Jungle foliage paying tribute to the movie “Platoon.” An image of the Green Goblin’s alter ego, Norman Osborn. The mortar board decorations at this year’s commencement were unusual and star-powered.
They paid tribute to graduation speaker Willem Dafoe, who attended UWM in the 1970s before going on to make more than 100 films, including “Platoon” and the Spider-Man franchise, and to win recognition as one of the most fearless and talented actors of his generation. During the afternoon ceremony, Dafoe also received an honorary Doctor of Arts degree.
Like members of the Class of 2022, Dafoe had waited years for this moment. Chancellor Mark Mone said he invited the actor back to UWM four or five years ago, but Dafoe was busy making several movies. Then, the COVID-19 pandemic hit. Dafoe wanted to talk to graduates in person, not over video.
On Sunday, he stood next to the chancellor and shook hands or fist-bumped with hundreds of students as they crossed the stage. “Today is a celebration,” he said. “Enjoy yourselves. Congratulations!”
Kevin Schmidtke, who earned a bachelor’s degree in history, described the last four years as “a little tricky at times.
“I’m happy I made it through, and I think I did the best I could, so I’m pretty satisfied,” said Schmidtke, who plans to get licensed to teach high school.
Dafoe understands uncertainty. He described arriving at UWM as an “unsophisticated kid from Appleton, Wisconsin” and working a series of jobs to pay his way.
“My time at UWM was formative and positive,” Dafoe said. “It marked probably the first time I decided to pursue acting — not necessarily because I thought I could make a career of it, but more because I found what I loved to do.
“At 17 years old, I wasn’t concerned about making a living yet.”

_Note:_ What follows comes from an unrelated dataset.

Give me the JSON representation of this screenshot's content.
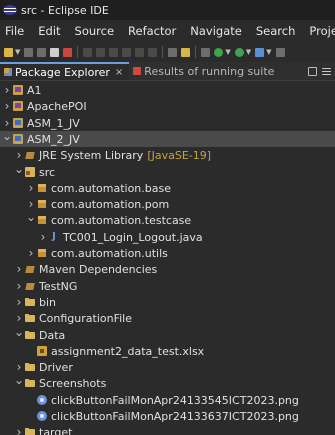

Dafoe said he chose UWM because he liked the urban environment and the feel of a blue-collar campus “that was serious minded and in the world, as opposed to the bubble of a traditional college-town school.”
After two years of intense training, he left to become part of Theatre X, a faculty-student workshop that became an independent experimental theater company.
“Be at peace with yourself,” Dafoe advised the graduates. “Find what you love and practice it any way you can. Serve others, make every step a pleasure, and trust it will take you where you need to be.”
Among the students enthralled by Dafoe’s speech was Dominic Marr, who pasted an image of Dafoe as the Green Goblin’s alter ego, Norman Osborn, on his mortar board.
“He was really good,” said Marr, who graduated with a master’s degree in freshwater sciences and technology. “It was entertaining and what it needed to be.”
Melissa Schussman, who graduated with a master’s in environmental engineering, wore a Spider-Man bodysuit under her regalia. She described walking across the stage as both thrilling and stressful — and noted that the superhero franchise had helped see her through other turning points.
“During my thesis defense, I had a huge Spider-Man water bottle,” she said. “When I heard [Dafoe] was speaking, I had to wear the costume.”